Source material Block Start

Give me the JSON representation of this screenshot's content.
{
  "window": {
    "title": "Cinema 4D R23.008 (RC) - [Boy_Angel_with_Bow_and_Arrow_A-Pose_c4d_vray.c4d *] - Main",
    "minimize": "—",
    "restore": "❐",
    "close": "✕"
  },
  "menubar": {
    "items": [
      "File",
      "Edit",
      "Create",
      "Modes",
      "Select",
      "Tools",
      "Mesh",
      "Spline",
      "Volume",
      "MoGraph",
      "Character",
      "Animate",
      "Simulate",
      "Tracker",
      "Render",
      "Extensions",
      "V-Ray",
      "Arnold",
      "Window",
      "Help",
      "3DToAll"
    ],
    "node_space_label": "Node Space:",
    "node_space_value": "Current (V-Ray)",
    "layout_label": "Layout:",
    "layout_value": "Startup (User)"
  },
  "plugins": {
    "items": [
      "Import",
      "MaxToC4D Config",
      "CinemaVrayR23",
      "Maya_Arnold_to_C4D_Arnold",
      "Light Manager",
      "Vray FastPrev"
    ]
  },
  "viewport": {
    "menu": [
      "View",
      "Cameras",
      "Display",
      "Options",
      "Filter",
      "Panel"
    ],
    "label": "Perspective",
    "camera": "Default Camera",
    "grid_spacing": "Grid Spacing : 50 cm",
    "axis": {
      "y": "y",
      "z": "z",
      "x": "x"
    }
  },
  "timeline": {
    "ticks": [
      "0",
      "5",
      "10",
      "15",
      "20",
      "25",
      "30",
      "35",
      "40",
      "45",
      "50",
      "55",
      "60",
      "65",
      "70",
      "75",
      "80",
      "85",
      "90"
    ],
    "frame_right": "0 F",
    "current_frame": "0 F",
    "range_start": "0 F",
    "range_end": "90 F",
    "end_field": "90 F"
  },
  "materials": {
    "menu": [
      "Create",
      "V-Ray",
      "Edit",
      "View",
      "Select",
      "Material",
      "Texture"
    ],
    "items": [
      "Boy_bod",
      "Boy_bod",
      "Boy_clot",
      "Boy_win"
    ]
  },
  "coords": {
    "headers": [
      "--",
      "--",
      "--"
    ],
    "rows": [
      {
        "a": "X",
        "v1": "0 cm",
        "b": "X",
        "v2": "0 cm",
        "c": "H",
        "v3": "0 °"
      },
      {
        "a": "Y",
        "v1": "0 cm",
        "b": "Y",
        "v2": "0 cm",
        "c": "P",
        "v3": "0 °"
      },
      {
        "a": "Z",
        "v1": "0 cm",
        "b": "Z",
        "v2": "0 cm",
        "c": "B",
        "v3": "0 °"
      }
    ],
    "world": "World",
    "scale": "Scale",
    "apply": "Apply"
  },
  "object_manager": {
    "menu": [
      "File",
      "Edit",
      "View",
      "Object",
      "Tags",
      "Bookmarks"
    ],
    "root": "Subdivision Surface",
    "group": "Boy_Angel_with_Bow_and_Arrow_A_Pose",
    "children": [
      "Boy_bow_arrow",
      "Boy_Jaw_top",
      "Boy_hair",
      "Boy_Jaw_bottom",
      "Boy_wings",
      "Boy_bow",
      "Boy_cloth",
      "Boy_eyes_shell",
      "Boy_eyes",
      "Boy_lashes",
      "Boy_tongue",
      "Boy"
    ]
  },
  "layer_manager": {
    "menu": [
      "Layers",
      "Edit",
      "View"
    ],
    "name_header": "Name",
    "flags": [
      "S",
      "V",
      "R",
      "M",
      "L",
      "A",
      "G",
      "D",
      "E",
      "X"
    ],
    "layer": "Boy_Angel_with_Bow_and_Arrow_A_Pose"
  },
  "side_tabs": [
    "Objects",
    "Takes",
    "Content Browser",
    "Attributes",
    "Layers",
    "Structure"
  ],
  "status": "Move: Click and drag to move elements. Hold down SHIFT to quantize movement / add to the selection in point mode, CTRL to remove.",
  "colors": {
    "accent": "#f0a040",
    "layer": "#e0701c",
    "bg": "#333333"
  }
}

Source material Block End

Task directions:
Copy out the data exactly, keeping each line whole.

Your response:
Give me the JSON representation of this screenshot's content.
{
  "window": {
    "title": "Cinema 4D R23.008 (RC) - [Boy_Angel_with_Bow_and_Arrow_A-Pose_c4d_vray.c4d *] - Main",
    "minimize": "—",
    "restore": "❐",
    "close": "✕"
  },
  "menubar": {
    "items": [
      "File",
      "Edit",
      "Create",
      "Modes",
      "Select",
      "Tools",
      "Mesh",
      "Spline",
      "Volume",
      "MoGraph",
      "Character",
      "Animate",
      "Simulate",
      "Tracker",
      "Render",
      "Extensions",
      "V-Ray",
      "Arnold",
      "Window",
      "Help",
      "3DToAll"
    ],
    "node_space_label": "Node Space:",
    "node_space_value": "Current (V-Ray)",
    "layout_label": "Layout:",
    "layout_value": "Startup (User)"
  },
  "plugins": {
    "items": [
      "Import",
      "MaxToC4D Config",
      "CinemaVrayR23",
      "Maya_Arnold_to_C4D_Arnold",
      "Light Manager",
      "Vray FastPrev"
    ]
  },
  "viewport": {
    "menu": [
      "View",
      "Cameras",
      "Display",
      "Options",
      "Filter",
      "Panel"
    ],
    "label": "Perspective",
    "camera": "Default Camera",
    "grid_spacing": "Grid Spacing : 50 cm",
    "axis": {
      "y": "y",
      "z": "z",
      "x": "x"
    }
  },
  "timeline": {
    "ticks": [
      "0",
      "5",
      "10",
      "15",
      "20",
      "25",
      "30",
      "35",
      "40",
      "45",
      "50",
      "55",
      "60",
      "65",
      "70",
      "75",
      "80",
      "85",
      "90"
    ],
    "frame_right": "0 F",
    "current_frame": "0 F",
    "range_start": "0 F",
    "range_end": "90 F",
    "end_field": "90 F"
  },
  "materials": {
    "menu": [
      "Create",
      "V-Ray",
      "Edit",
      "View",
      "Select",
      "Material",
      "Texture"
    ],
    "items": [
      "Boy_bod",
      "Boy_bod",
      "Boy_clot",
      "Boy_win"
    ]
  },
  "coords": {
    "headers": [
      "--",
      "--",
      "--"
    ],
    "rows": [
      {
        "a": "X",
        "v1": "0 cm",
        "b": "X",
        "v2": "0 cm",
        "c": "H",
        "v3": "0 °"
      },
      {
        "a": "Y",
        "v1": "0 cm",
        "b": "Y",
        "v2": "0 cm",
        "c": "P",
        "v3": "0 °"
      },
      {
        "a": "Z",
        "v1": "0 cm",
        "b": "Z",
        "v2": "0 cm",
        "c": "B",
        "v3": "0 °"
      }
    ],
    "world": "World",
    "scale": "Scale",
    "apply": "Apply"
  },
  "object_manager": {
    "menu": [
      "File",
      "Edit",
      "View",
      "Object",
      "Tags",
      "Bookmarks"
    ],
    "root": "Subdivision Surface",
    "group": "Boy_Angel_with_Bow_and_Arrow_A_Pose",
    "children": [
      "Boy_bow_arrow",
      "Boy_Jaw_top",
      "Boy_hair",
      "Boy_Jaw_bottom",
      "Boy_wings",
      "Boy_bow",
      "Boy_cloth",
      "Boy_eyes_shell",
      "Boy_eyes",
      "Boy_lashes",
      "Boy_tongue",
      "Boy"
    ]
  },
  "layer_manager": {
    "menu": [
      "Layers",
      "Edit",
      "View"
    ],
    "name_header": "Name",
    "flags": [
      "S",
      "V",
      "R",
      "M",
      "L",
      "A",
      "G",
      "D",
      "E",
      "X"
    ],
    "layer": "Boy_Angel_with_Bow_and_Arrow_A_Pose"
  },
  "side_tabs": [
    "Objects",
    "Takes",
    "Content Browser",
    "Attributes",
    "Layers",
    "Structure"
  ],
  "status": "Move: Click and drag to move elements. Hold down SHIFT to quantize movement / add to the selection in point mode, CTRL to remove.",
  "colors": {
    "accent": "#f0a040",
    "layer": "#e0701c",
    "bg": "#333333"
  }
}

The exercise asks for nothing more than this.